INSTRUCTIONS TO FOLLOW: The whole listing is to be written out again exactly; the pictures are not.

THE DATA:
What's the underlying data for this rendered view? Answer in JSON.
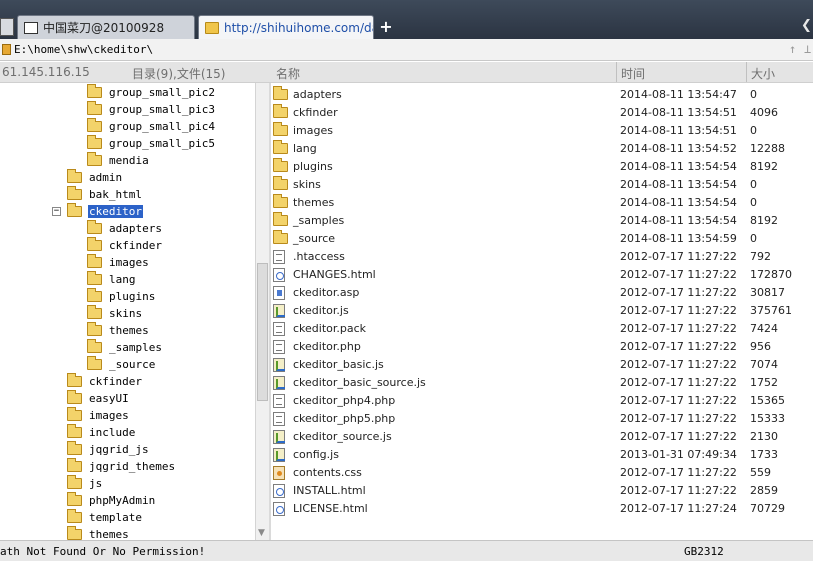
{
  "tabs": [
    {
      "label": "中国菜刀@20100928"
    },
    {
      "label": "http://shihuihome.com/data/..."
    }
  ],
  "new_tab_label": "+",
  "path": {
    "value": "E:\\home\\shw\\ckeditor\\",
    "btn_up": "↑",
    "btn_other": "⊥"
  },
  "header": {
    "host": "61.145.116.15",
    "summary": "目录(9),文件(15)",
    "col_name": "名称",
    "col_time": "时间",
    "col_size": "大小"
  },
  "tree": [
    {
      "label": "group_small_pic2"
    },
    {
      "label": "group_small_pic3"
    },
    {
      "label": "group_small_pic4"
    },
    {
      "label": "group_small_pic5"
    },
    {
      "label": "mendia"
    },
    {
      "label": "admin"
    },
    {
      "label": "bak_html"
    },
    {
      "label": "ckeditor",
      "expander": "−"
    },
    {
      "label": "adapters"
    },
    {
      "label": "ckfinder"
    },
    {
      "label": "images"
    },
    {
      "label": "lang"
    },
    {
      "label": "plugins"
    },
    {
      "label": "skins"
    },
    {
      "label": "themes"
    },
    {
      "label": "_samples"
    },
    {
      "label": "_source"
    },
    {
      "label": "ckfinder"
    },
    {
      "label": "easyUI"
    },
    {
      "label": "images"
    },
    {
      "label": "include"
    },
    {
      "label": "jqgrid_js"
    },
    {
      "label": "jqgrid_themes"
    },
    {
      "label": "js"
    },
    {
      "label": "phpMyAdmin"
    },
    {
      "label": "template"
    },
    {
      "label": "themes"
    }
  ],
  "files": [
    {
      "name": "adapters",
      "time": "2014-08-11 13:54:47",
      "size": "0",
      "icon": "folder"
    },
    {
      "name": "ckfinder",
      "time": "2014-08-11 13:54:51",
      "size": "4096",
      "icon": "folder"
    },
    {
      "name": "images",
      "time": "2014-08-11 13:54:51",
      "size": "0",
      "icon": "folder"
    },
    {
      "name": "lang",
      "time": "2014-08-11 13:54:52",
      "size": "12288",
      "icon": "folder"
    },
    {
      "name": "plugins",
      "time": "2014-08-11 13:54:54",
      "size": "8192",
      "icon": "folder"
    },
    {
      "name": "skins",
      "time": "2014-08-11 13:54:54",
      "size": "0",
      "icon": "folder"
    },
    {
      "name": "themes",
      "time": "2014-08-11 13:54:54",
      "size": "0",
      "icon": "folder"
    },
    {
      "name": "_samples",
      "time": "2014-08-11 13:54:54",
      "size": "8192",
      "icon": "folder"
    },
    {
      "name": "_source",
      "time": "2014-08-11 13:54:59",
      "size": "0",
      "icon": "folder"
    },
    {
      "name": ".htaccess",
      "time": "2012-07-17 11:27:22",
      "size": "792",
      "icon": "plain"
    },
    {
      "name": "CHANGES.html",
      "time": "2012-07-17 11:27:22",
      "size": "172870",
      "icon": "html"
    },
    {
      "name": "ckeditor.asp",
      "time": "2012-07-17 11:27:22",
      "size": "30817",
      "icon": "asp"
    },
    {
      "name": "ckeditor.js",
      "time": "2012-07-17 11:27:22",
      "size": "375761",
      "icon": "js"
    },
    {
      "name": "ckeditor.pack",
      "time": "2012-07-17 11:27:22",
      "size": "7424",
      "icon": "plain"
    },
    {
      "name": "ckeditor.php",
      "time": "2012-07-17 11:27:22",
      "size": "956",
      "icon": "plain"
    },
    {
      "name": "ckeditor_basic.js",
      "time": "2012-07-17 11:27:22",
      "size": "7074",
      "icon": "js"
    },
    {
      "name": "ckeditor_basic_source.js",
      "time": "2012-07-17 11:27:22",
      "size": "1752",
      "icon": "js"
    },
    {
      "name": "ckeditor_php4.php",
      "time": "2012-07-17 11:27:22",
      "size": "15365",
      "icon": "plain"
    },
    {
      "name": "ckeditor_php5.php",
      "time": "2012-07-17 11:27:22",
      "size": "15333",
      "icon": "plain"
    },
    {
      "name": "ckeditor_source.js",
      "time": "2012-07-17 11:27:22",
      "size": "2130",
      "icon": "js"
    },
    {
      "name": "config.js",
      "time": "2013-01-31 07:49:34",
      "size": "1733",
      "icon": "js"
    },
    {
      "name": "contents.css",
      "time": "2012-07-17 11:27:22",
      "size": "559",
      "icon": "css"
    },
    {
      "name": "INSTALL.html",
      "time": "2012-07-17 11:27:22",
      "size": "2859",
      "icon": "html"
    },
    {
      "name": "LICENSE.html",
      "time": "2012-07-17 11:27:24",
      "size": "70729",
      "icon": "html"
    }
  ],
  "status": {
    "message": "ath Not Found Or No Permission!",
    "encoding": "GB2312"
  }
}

REPLY:
What's the underlying data for this rendered view? Answer in JSON.
{
  "tabs": [
    {
      "label": "中国菜刀@20100928"
    },
    {
      "label": "http://shihuihome.com/data/..."
    }
  ],
  "new_tab_label": "+",
  "path": {
    "value": "E:\\home\\shw\\ckeditor\\",
    "btn_up": "↑",
    "btn_other": "⊥"
  },
  "header": {
    "host": "61.145.116.15",
    "summary": "目录(9),文件(15)",
    "col_name": "名称",
    "col_time": "时间",
    "col_size": "大小"
  },
  "tree": [
    {
      "label": "group_small_pic2"
    },
    {
      "label": "group_small_pic3"
    },
    {
      "label": "group_small_pic4"
    },
    {
      "label": "group_small_pic5"
    },
    {
      "label": "mendia"
    },
    {
      "label": "admin"
    },
    {
      "label": "bak_html"
    },
    {
      "label": "ckeditor",
      "expander": "−"
    },
    {
      "label": "adapters"
    },
    {
      "label": "ckfinder"
    },
    {
      "label": "images"
    },
    {
      "label": "lang"
    },
    {
      "label": "plugins"
    },
    {
      "label": "skins"
    },
    {
      "label": "themes"
    },
    {
      "label": "_samples"
    },
    {
      "label": "_source"
    },
    {
      "label": "ckfinder"
    },
    {
      "label": "easyUI"
    },
    {
      "label": "images"
    },
    {
      "label": "include"
    },
    {
      "label": "jqgrid_js"
    },
    {
      "label": "jqgrid_themes"
    },
    {
      "label": "js"
    },
    {
      "label": "phpMyAdmin"
    },
    {
      "label": "template"
    },
    {
      "label": "themes"
    }
  ],
  "files": [
    {
      "name": "adapters",
      "time": "2014-08-11 13:54:47",
      "size": "0",
      "icon": "folder"
    },
    {
      "name": "ckfinder",
      "time": "2014-08-11 13:54:51",
      "size": "4096",
      "icon": "folder"
    },
    {
      "name": "images",
      "time": "2014-08-11 13:54:51",
      "size": "0",
      "icon": "folder"
    },
    {
      "name": "lang",
      "time": "2014-08-11 13:54:52",
      "size": "12288",
      "icon": "folder"
    },
    {
      "name": "plugins",
      "time": "2014-08-11 13:54:54",
      "size": "8192",
      "icon": "folder"
    },
    {
      "name": "skins",
      "time": "2014-08-11 13:54:54",
      "size": "0",
      "icon": "folder"
    },
    {
      "name": "themes",
      "time": "2014-08-11 13:54:54",
      "size": "0",
      "icon": "folder"
    },
    {
      "name": "_samples",
      "time": "2014-08-11 13:54:54",
      "size": "8192",
      "icon": "folder"
    },
    {
      "name": "_source",
      "time": "2014-08-11 13:54:59",
      "size": "0",
      "icon": "folder"
    },
    {
      "name": ".htaccess",
      "time": "2012-07-17 11:27:22",
      "size": "792",
      "icon": "plain"
    },
    {
      "name": "CHANGES.html",
      "time": "2012-07-17 11:27:22",
      "size": "172870",
      "icon": "html"
    },
    {
      "name": "ckeditor.asp",
      "time": "2012-07-17 11:27:22",
      "size": "30817",
      "icon": "asp"
    },
    {
      "name": "ckeditor.js",
      "time": "2012-07-17 11:27:22",
      "size": "375761",
      "icon": "js"
    },
    {
      "name": "ckeditor.pack",
      "time": "2012-07-17 11:27:22",
      "size": "7424",
      "icon": "plain"
    },
    {
      "name": "ckeditor.php",
      "time": "2012-07-17 11:27:22",
      "size": "956",
      "icon": "plain"
    },
    {
      "name": "ckeditor_basic.js",
      "time": "2012-07-17 11:27:22",
      "size": "7074",
      "icon": "js"
    },
    {
      "name": "ckeditor_basic_source.js",
      "time": "2012-07-17 11:27:22",
      "size": "1752",
      "icon": "js"
    },
    {
      "name": "ckeditor_php4.php",
      "time": "2012-07-17 11:27:22",
      "size": "15365",
      "icon": "plain"
    },
    {
      "name": "ckeditor_php5.php",
      "time": "2012-07-17 11:27:22",
      "size": "15333",
      "icon": "plain"
    },
    {
      "name": "ckeditor_source.js",
      "time": "2012-07-17 11:27:22",
      "size": "2130",
      "icon": "js"
    },
    {
      "name": "config.js",
      "time": "2013-01-31 07:49:34",
      "size": "1733",
      "icon": "js"
    },
    {
      "name": "contents.css",
      "time": "2012-07-17 11:27:22",
      "size": "559",
      "icon": "css"
    },
    {
      "name": "INSTALL.html",
      "time": "2012-07-17 11:27:22",
      "size": "2859",
      "icon": "html"
    },
    {
      "name": "LICENSE.html",
      "time": "2012-07-17 11:27:24",
      "size": "70729",
      "icon": "html"
    }
  ],
  "status": {
    "message": "ath Not Found Or No Permission!",
    "encoding": "GB2312"
  }
}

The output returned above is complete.